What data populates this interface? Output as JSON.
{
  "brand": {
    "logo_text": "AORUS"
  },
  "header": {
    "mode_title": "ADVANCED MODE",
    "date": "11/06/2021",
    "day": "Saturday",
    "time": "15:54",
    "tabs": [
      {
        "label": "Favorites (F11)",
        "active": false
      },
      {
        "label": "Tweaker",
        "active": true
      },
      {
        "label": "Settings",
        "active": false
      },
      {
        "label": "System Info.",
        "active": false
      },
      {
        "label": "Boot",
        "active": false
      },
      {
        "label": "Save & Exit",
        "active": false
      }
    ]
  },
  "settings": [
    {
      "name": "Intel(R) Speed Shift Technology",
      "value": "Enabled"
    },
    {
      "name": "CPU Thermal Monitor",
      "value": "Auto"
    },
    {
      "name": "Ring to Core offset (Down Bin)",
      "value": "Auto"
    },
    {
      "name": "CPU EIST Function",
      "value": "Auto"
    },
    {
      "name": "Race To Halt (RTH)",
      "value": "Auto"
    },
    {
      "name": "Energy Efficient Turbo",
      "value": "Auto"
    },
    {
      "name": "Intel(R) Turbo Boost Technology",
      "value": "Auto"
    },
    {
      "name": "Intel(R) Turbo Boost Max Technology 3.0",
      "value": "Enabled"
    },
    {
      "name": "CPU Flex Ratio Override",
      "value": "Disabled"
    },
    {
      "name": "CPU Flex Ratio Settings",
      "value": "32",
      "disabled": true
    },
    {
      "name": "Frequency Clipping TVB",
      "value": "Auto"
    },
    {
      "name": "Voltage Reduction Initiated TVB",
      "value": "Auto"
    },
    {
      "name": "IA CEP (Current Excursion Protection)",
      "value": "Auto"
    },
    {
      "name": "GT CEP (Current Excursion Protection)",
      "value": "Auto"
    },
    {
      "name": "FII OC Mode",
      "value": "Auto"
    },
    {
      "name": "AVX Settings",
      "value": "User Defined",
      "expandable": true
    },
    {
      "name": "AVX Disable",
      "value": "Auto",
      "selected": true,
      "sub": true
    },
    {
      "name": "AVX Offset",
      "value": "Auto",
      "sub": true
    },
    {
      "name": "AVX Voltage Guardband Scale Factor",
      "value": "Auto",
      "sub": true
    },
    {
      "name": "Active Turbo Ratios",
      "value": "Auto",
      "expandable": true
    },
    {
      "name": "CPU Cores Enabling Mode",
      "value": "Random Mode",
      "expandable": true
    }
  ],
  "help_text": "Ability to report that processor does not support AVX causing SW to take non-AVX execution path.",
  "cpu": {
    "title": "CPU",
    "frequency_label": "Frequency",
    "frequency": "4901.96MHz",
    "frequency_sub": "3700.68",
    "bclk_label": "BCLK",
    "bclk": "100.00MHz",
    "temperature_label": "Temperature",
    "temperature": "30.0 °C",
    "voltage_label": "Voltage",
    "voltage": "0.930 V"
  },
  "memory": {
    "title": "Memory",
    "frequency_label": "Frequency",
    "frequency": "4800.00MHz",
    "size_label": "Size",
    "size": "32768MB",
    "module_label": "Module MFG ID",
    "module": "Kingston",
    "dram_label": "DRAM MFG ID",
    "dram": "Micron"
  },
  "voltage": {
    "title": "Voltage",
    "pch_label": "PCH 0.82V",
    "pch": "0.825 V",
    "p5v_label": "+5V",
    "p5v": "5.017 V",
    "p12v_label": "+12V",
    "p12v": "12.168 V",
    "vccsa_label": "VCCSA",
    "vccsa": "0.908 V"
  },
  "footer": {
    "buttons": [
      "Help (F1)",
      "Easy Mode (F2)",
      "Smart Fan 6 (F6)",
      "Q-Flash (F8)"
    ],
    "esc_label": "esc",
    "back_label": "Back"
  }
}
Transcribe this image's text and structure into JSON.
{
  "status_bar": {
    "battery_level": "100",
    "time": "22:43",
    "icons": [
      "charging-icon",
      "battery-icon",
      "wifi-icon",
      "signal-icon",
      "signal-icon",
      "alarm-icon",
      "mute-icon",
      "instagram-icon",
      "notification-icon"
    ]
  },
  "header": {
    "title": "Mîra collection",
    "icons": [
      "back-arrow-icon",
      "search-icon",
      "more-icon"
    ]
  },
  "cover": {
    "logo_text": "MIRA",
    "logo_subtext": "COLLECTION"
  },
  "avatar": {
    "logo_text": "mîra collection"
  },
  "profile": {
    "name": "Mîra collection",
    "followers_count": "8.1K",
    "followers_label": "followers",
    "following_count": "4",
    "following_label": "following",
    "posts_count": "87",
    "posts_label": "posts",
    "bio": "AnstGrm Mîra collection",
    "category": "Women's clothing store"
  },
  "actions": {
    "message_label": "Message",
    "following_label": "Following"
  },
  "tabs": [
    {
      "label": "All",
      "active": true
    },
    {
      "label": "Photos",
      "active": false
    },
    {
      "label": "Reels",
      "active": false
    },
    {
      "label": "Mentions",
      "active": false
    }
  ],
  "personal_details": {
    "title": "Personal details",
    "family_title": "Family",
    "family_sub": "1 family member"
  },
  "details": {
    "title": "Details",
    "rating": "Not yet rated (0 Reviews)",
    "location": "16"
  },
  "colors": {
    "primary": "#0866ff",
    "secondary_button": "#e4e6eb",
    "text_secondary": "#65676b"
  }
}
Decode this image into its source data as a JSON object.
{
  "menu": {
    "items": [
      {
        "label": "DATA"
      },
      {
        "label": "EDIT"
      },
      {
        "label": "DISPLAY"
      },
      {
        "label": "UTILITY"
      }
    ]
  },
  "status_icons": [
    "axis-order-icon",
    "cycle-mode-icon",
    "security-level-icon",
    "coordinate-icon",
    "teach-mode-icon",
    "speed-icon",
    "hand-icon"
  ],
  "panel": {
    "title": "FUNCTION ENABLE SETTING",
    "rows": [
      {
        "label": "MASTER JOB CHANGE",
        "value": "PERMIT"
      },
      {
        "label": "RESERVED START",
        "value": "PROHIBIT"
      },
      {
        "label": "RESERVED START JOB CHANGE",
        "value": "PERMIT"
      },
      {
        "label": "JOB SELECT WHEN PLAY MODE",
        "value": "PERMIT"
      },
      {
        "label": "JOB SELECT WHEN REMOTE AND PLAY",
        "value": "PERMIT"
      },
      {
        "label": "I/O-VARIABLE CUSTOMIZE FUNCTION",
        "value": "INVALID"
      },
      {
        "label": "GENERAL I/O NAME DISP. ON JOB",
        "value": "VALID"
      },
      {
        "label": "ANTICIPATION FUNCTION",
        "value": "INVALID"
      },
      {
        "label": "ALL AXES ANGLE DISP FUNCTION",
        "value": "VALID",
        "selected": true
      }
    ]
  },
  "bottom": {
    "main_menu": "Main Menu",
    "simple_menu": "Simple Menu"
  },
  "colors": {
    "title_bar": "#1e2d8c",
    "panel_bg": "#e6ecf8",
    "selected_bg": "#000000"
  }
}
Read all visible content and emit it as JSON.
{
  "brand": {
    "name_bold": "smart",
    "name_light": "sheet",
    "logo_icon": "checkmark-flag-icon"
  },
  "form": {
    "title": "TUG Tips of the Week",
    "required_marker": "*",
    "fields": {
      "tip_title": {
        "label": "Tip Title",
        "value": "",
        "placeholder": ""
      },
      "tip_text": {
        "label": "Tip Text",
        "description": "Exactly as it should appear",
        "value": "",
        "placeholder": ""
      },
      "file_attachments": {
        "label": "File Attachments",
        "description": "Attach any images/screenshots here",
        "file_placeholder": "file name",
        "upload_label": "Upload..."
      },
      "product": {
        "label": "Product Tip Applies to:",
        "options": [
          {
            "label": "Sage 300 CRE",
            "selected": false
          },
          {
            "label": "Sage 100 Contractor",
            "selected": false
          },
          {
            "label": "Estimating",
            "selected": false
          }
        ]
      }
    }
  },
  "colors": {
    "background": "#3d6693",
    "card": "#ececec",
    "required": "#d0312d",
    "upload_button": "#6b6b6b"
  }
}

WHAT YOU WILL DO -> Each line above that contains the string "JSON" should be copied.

RESULT BELOW ->
What data populates this interface? Output as JSON.
Transcribe this image's text and structure into JSON.
Decode this image into its source data as a JSON object.
Read all visible content and emit it as JSON.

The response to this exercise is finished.